--- SOURCE DATA Enclosed Below ---
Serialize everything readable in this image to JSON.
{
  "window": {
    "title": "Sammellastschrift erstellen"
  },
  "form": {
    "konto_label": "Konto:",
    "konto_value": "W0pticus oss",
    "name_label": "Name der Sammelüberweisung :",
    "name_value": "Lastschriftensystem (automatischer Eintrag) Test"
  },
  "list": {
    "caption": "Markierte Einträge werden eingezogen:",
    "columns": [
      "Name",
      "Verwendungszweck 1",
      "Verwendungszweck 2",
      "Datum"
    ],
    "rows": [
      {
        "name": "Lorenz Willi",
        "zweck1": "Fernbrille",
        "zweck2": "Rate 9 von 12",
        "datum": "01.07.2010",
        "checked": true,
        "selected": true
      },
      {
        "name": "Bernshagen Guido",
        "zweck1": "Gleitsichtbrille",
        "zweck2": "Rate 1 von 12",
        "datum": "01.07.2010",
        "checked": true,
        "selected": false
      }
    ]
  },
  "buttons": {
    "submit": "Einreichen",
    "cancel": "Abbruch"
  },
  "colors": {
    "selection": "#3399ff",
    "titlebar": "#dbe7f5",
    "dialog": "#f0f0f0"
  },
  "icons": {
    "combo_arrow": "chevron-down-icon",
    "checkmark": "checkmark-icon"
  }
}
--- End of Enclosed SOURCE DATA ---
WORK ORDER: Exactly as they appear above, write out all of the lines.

ANSWER SECTION:
Serialize everything readable in this image to JSON.
{
  "window": {
    "title": "Sammellastschrift erstellen"
  },
  "form": {
    "konto_label": "Konto:",
    "konto_value": "W0pticus oss",
    "name_label": "Name der Sammelüberweisung :",
    "name_value": "Lastschriftensystem (automatischer Eintrag) Test"
  },
  "list": {
    "caption": "Markierte Einträge werden eingezogen:",
    "columns": [
      "Name",
      "Verwendungszweck 1",
      "Verwendungszweck 2",
      "Datum"
    ],
    "rows": [
      {
        "name": "Lorenz Willi",
        "zweck1": "Fernbrille",
        "zweck2": "Rate 9 von 12",
        "datum": "01.07.2010",
        "checked": true,
        "selected": true
      },
      {
        "name": "Bernshagen Guido",
        "zweck1": "Gleitsichtbrille",
        "zweck2": "Rate 1 von 12",
        "datum": "01.07.2010",
        "checked": true,
        "selected": false
      }
    ]
  },
  "buttons": {
    "submit": "Einreichen",
    "cancel": "Abbruch"
  },
  "colors": {
    "selection": "#3399ff",
    "titlebar": "#dbe7f5",
    "dialog": "#f0f0f0"
  },
  "icons": {
    "combo_arrow": "chevron-down-icon",
    "checkmark": "checkmark-icon"
  }
}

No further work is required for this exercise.